Risk factors include individuals over the age of 60 or below the age of 5, diabetes mellitus, renal or adrenal insufficiency, hypoparathyroidism, cystic fibrosis, immunosuppression, HIV, crowding (military recruits and college residents), recent exposure to those with meningitis, etc. The symptoms have a rapid onset and include fever, chills, mental status changes, nausea, vomiting, photophobia, severe headache, and meningismus (stiff neck). Additional symptoms include agitation, bulging fontanelles, decreased consciousness, tachypnea, poor feeding or irritability in children, and opisthotonos (unusual posture, with head and neck arched backwards).

To confirm a diagnosis, a lumbar puncture (spinal tap) should generally be performed on anyone suspected of meningitis to sample and culture the CSF for abnormal cell counts, glucose, and protein. Other diagnostic tests include blood culture, chest x-ray, and MRI or CT scan of the head. The underlying cause of the meningitis needs to be determined to administer proper treatment and define the severity of each case. Unlike bacterial meningitis, viral meningitis usually does not involve treatment and patients generally recover within two weeks; however, in certain instances (such as with the herpes simplex virus) antiviral medications may be indicated.
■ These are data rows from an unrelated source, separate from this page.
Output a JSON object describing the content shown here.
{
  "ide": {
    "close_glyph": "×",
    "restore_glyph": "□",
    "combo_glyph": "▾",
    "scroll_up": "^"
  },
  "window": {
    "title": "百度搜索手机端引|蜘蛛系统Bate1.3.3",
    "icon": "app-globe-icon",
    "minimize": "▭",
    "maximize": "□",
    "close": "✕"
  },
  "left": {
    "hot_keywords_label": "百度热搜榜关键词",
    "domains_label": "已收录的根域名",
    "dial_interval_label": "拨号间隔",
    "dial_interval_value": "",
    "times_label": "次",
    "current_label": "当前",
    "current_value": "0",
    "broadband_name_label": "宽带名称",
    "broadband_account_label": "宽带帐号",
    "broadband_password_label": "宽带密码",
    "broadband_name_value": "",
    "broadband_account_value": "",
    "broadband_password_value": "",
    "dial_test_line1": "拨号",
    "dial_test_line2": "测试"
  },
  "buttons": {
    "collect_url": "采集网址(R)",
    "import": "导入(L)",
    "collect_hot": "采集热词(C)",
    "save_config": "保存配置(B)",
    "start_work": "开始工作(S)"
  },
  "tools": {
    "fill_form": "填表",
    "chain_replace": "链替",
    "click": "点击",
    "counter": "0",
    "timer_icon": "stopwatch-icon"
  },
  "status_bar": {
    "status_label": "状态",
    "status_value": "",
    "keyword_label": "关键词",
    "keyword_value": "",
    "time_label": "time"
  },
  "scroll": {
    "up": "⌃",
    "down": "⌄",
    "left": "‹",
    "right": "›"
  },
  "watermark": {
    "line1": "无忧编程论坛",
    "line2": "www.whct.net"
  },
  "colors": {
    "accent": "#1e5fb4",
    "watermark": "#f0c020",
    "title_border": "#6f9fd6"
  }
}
Antibiotic treatment for bacterial meningitis is dependent on the underlying bacterium. By treating the most common types, the risk of dying is reduced to below 15%. Symptoms such as brain swelling, shock, and seizures are treated with other medications and intravenous fluids. Possible complications of meningitis include brain damage, subdural effusion, hearing loss, hydrocephalus, and seizures. To prevent contraction of meningitis, the meningococcal vaccination is recommended for populations at risk.